VANCOUVER - With the 2010 G8 summit just over two months away, civil society groups from around the world spent Friday meeting with G8 representatives in Vancouver.

Members from more than 60 non-governmental organizations, health, and labour groups met with G8 "sherpas," or top civil servants who advise their respective leaders.

Anti-poverty and climate-change advocates urged leaders to come to the June 25-27 summit in Huntsville, Ont., with meaningful ideas on how to combat poverty and global warming.

Glenn Farred, a spokesman for South Africa's Global Campaign Against Poverty, said it's critical for the G8 to get on track with the financial commitments it has long since made.

The Group of Eight countries agreed in 2005 at the Gleneagles summit in Scotland to double their official development assistance by 2010, and dedicate a larger proportion of their aid to Africa.

But figures released Thursday by the Organization for Economic Co-operation and Development show the G8 countries have fallen US$18 billion short on that promise.

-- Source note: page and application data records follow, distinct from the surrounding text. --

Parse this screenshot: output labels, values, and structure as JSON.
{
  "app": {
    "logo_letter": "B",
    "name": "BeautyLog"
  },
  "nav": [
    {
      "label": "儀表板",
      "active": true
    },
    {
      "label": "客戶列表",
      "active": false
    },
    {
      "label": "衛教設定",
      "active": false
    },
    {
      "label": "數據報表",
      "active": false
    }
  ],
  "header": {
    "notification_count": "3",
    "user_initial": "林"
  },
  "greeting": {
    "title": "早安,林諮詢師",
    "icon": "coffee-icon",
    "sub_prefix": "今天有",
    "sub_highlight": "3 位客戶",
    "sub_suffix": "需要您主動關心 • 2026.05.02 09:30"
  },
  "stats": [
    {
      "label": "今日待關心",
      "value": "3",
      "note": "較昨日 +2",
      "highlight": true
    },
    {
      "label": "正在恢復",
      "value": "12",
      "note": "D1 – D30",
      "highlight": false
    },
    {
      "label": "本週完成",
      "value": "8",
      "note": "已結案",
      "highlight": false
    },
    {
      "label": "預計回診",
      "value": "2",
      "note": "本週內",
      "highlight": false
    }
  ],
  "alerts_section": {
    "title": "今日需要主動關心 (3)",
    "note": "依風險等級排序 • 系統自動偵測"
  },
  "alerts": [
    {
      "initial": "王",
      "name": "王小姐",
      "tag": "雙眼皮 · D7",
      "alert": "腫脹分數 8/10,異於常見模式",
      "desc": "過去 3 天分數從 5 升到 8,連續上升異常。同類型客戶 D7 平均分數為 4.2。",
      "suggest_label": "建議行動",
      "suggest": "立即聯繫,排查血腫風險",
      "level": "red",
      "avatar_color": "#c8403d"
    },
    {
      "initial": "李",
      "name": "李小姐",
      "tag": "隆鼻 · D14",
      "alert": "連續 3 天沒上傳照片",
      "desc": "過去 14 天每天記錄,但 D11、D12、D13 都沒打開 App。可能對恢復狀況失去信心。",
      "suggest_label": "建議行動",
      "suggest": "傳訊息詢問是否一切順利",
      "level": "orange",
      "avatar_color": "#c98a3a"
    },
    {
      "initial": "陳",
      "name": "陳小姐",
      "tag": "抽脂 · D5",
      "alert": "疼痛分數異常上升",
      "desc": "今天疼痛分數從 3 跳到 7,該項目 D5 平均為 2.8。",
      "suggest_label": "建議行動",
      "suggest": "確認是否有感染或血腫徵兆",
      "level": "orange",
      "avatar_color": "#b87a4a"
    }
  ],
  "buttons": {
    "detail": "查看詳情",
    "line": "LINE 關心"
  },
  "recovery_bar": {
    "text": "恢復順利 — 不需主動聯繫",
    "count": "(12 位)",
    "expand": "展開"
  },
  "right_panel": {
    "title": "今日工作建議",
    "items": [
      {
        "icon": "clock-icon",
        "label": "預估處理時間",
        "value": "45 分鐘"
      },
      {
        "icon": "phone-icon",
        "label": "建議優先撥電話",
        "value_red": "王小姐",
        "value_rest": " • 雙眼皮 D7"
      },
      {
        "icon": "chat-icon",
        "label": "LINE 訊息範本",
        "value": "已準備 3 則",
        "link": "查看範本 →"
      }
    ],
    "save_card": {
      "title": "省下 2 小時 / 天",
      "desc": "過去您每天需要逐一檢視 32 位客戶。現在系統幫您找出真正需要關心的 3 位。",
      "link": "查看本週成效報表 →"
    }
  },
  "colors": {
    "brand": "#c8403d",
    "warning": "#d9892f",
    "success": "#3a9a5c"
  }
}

"We cannot have another five years of failure," Farred said Friday at a news conference at a downtown Vancouver hotel.

"We need a little bit of demonstrable, tangible, clear actions on the parts of leaders. We can't eat commitments."

Canada has mostly lived up to what it pledged and has put $5 billion toward aid in 2010-2011.

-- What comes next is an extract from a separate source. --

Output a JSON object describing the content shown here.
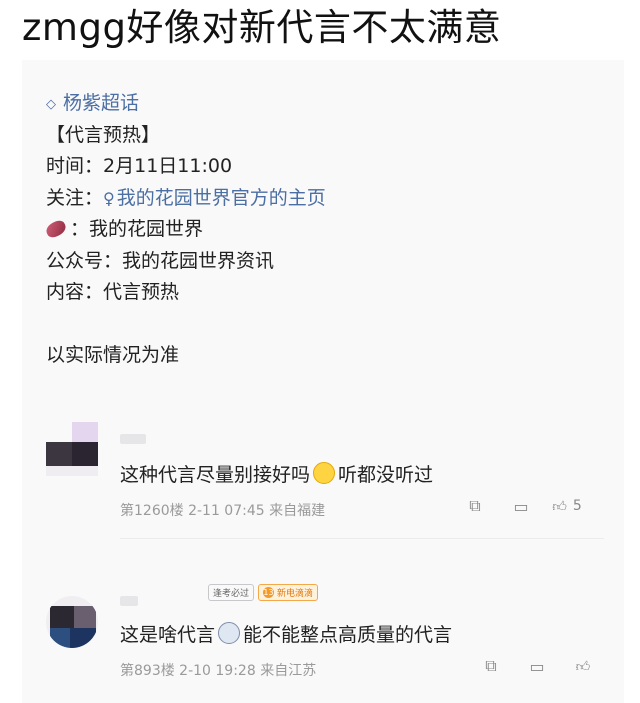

Farred said the G8 host country, however, can still do more.

"Taking on maternal and child health has been an important contribution by the Canadian government. I'm not sure we're really happy with everything else the Canadian government has done," he said.

Harper has made maternal and child health a key theme of the summit, and has stressed that accountability will also be discussed.

But Farred said the people of the world are expecting Canada to advance a number of issues, including climate change.

Zoe Caron, a spokeswoman for World Wildlife Fund Canada, shared that message and called on Canada to hold an environment ministers meeting during the summit.

She said Canada is the first G8 host in recent memory not to hold the environmental event.

"We really think that the G8 -- despite it not being a major place for economic discussions, right now that's the G20 -- it can still play a very important role in helping the world shift and break through to a clean energy economy," she said.

Caron said a lot of progress was made at the climate conference in Copenhagen last December, and her organization hopes the G8 can help keep the momentum going.

"The G8 has the largest historical emissions in terms of climate change and that's a very high level of responsibility," she added.